Here is my reasonably faithful large assemblage of the cover art for the 1971 Ballantine U.S. paperback edition of The Dream-Quest of Unknown Kadath, in the Ballantine Adult Fantasy series. The spine could only be had as a low-res scan, which is why that bit is fuzzier than the rest.
The book went through three paperback printings from Ballantine before 1975, as the USA’s baby boomers came of age and discovered Lovecraft and fantasy in general. By 1983 the Del Rey edition had galloped like a frisky zebra through 28 reprintings. Given such apparent popularity at that time, it’s a pity so few young writer cut their little kitty teeth on Lovecraft’s Dreamlands. Gary Myers’s fine The House of the Worm (1975) collection being the stand-out exception. As C.W. Thomas wrote, back in 2010 at Innsmouth Free Press…
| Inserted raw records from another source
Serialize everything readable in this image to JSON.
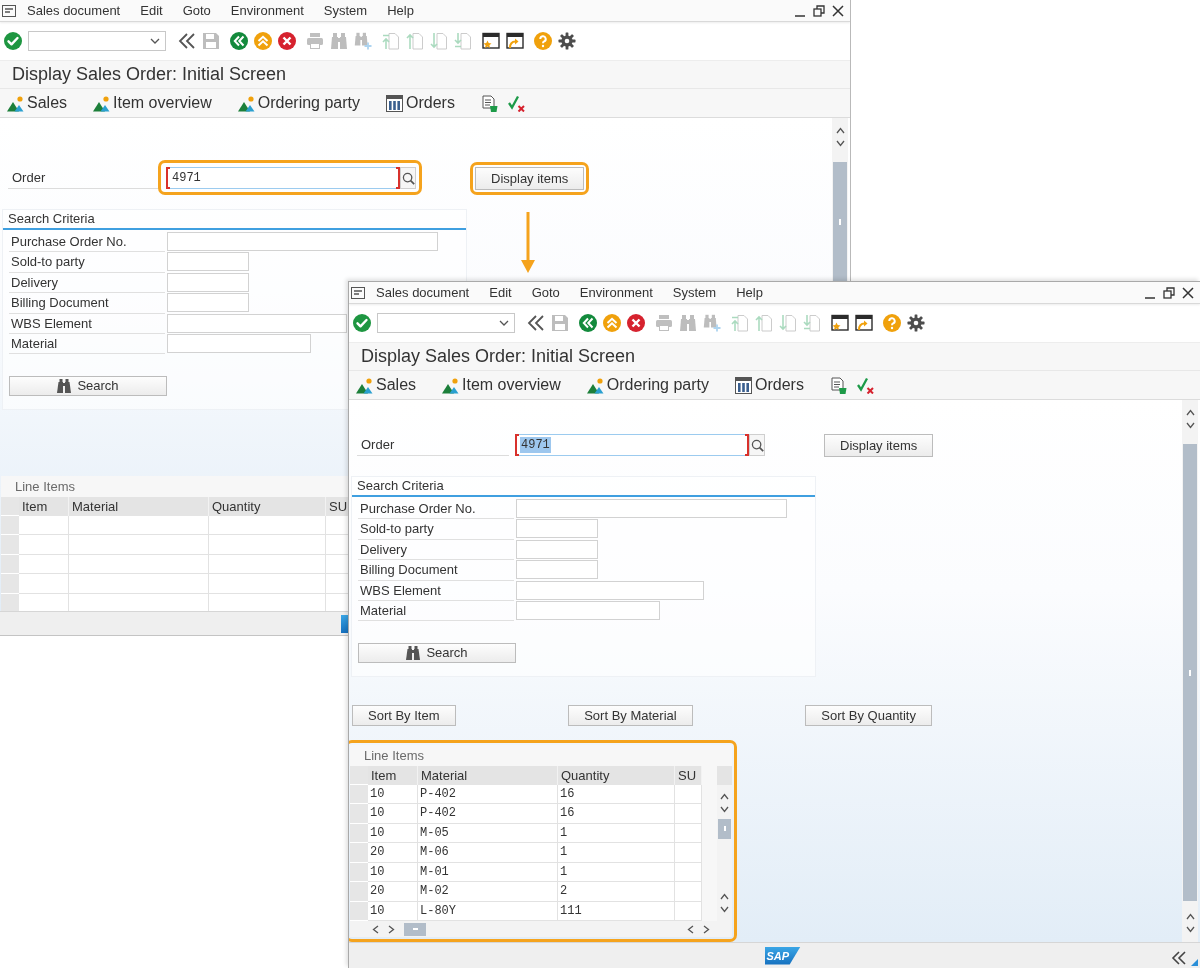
{
  "windows": [
    {
      "menu": [
        "Sales document",
        "Edit",
        "Goto",
        "Environment",
        "System",
        "Help"
      ],
      "toolbar": [
        [
          {
            "kind": "enter",
            "disabled": false
          },
          {
            "kind": "command",
            "disabled": false
          }
        ],
        [
          {
            "kind": "collapse",
            "disabled": false
          },
          {
            "kind": "save",
            "disabled": true
          }
        ],
        [
          {
            "kind": "back",
            "disabled": false
          },
          {
            "kind": "exit",
            "disabled": false
          },
          {
            "kind": "cancel",
            "disabled": false
          }
        ],
        [
          {
            "kind": "print",
            "disabled": true
          },
          {
            "kind": "find",
            "disabled": true
          },
          {
            "kind": "find_next",
            "disabled": true
          }
        ],
        [
          {
            "kind": "first_page",
            "disabled": true
          },
          {
            "kind": "previous_page",
            "disabled": true
          },
          {
            "kind": "next_page",
            "disabled": true
          },
          {
            "kind": "last_page",
            "disabled": true
          }
        ],
        [
          {
            "kind": "new_session",
            "disabled": false
          },
          {
            "kind": "shortcut",
            "disabled": false
          }
        ],
        [
          {
            "kind": "help",
            "disabled": false
          },
          {
            "kind": "settings",
            "disabled": false
          }
        ]
      ],
      "title": "Display Sales Order: Initial Screen",
      "app_toolbar": [
        {
          "kind": "mountain",
          "label": "Sales"
        },
        {
          "kind": "mountain",
          "label": "Item overview"
        },
        {
          "kind": "mountain",
          "label": "Ordering party"
        },
        {
          "kind": "columns",
          "label": "Orders"
        },
        {
          "kind": "document"
        },
        {
          "kind": "check_cross"
        }
      ],
      "order": {
        "label": "Order",
        "value": "4971",
        "focused": true,
        "text_selected": false,
        "highlighted": true
      },
      "display_button": {
        "label": "Display items",
        "highlighted": true
      },
      "search_criteria": {
        "title": "Search Criteria",
        "fields": [
          {
            "label": "Purchase Order No."
          },
          {
            "label": "Sold-to party"
          },
          {
            "label": "Delivery"
          },
          {
            "label": "Billing Document"
          },
          {
            "label": "WBS Element"
          },
          {
            "label": "Material"
          }
        ],
        "button": "Search"
      },
      "line_items": {
        "title": "Line Items",
        "highlighted": false,
        "columns": [
          "Item",
          "Material",
          "Quantity",
          "SU"
        ]
      },
      "status_bar": {
        "logo": true
      }
    },
    {
      "menu": [
        "Sales document",
        "Edit",
        "Goto",
        "Environment",
        "System",
        "Help"
      ],
      "toolbar": [
        [
          {
            "kind": "enter",
            "disabled": false
          },
          {
            "kind": "command",
            "disabled": false
          }
        ],
        [
          {
            "kind": "collapse",
            "disabled": false
          },
          {
            "kind": "save",
            "disabled": true
          }
        ],
        [
          {
            "kind": "back",
            "disabled": false
          },
          {
            "kind": "exit",
            "disabled": false
          },
          {
            "kind": "cancel",
            "disabled": false
          }
        ],
        [
          {
            "kind": "print",
            "disabled": true
          },
          {
            "kind": "find",
            "disabled": true
          },
          {
            "kind": "find_next",
            "disabled": true
          }
        ],
        [
          {
            "kind": "first_page",
            "disabled": true
          },
          {
            "kind": "previous_page",
            "disabled": true
          },
          {
            "kind": "next_page",
            "disabled": true
          },
          {
            "kind": "last_page",
            "disabled": true
          }
        ],
        [
          {
            "kind": "new_session",
            "disabled": false
          },
          {
            "kind": "shortcut",
            "disabled": false
          }
        ],
        [
          {
            "kind": "help",
            "disabled": false
          },
          {
            "kind": "settings",
            "disabled": false
          }
        ]
      ],
      "title": "Display Sales Order: Initial Screen",
      "app_toolbar": [
        {
          "kind": "mountain",
          "label": "Sales"
        },
        {
          "kind": "mountain",
          "label": "Item overview"
        },
        {
          "kind": "mountain",
          "label": "Ordering party"
        },
        {
          "kind": "columns",
          "label": "Orders"
        },
        {
          "kind": "document"
        },
        {
          "kind": "check_cross"
        }
      ],
      "order": {
        "label": "Order",
        "value": "4971",
        "focused": true,
        "text_selected": true,
        "highlighted": false
      },
      "display_button": {
        "label": "Display items",
        "highlighted": false
      },
      "search_criteria": {
        "title": "Search Criteria",
        "fields": [
          {
            "label": "Purchase Order No."
          },
          {
            "label": "Sold-to party"
          },
          {
            "label": "Delivery"
          },
          {
            "label": "Billing Document"
          },
          {
            "label": "WBS Element"
          },
          {
            "label": "Material"
          }
        ],
        "button": "Search"
      },
      "sort_buttons": [
        "Sort By Item",
        "Sort By Material",
        "Sort By Quantity"
      ],
      "line_items": {
        "title": "Line Items",
        "highlighted": true,
        "columns": [
          "Item",
          "Material",
          "Quantity",
          "SU"
        ],
        "rows": [
          [
            "10",
            "P-402",
            "16"
          ],
          [
            "10",
            "P-402",
            "16"
          ],
          [
            "10",
            "M-05",
            "1"
          ],
          [
            "20",
            "M-06",
            "1"
          ],
          [
            "10",
            "M-01",
            "1"
          ],
          [
            "20",
            "M-02",
            "2"
          ],
          [
            "10",
            "L-80Y",
            "111"
          ]
        ]
      },
      "status_bar": {
        "logo": true,
        "logo_text": "SAP"
      }
    }
  ]
}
It saddens me a little that the Dreamlands never caught on as a setting for other writers. This seems odd, considering how much of what Lovecraft wrote became the springboard for new authors. … My challenge to writers is simply to write a tale of Ulthar or lost Kadath. Forget the retread tales of Deep Ones, the diaries about guys who look for Cthulhu. Try a little magic, instead. I will gladly join you in the land of Mnar, where men built “Thraa, Ilarnek, and Kadatheron on the winding river Ai.”
The Ballantine cover art for the 1971 Dream-Quest was by Gervasio Gallardo (Gervasio Gallardo Villasenor, of Barcelona, Spain). He had a solo 95-page artbook in 1976, The Fantastic World of Gervasio Gallardo, and a feature in Novum in the early 1970s, “Gervasio Gallardo, Spain: a master of free and applied art”.
An example of his other 1970s work can be seen below. This picture was made at a time before the crude political usurpation of the Marian ‘crown of stars’ by the mundane European Union, and the symbolism here is rather in his blending of the Catholic Mary ‘star of the sea’ with the classical Venus. Though such a comparison was likely to have gimlet-eyed Jesuits leaping out at the artist from dark corners of Barcelona’s Gothic Quarter, it was and is a perfectly valid elision to make and rests on good historical foundations — it was not a made-up New Age hippy confabulation of the mid 1970s. The devout Christian C.S. Lewis had also felt free to make a similar elision at the end of one of his science-fiction novels, as a way of of introducing the Marian in a form palatable to his readers.
Born in 1934, the artist Gervasio Gallardo came-of-age in the Catholic Francoist post-war Barcelona of the mid 1950s. He left Spain for work at a German studio in 1959, moving later to an agency in Paris and then to USA in 1963. He was prolific in the early and mid 1970s, producing many covers for the Ballantine Adult Fantasy series and other authors. Thereafter he went back to Barcelona and set up his own studio, and then appears to have worked mostly as a commercial artist, with clients among European perfumiers and the makers of fine Spanish liqueurs and brandies. Not a bad line of regular work to be in, as the boom years of the mid-1980s approached.
The Fantastic World of Gervasio Gallardo at Archive.org.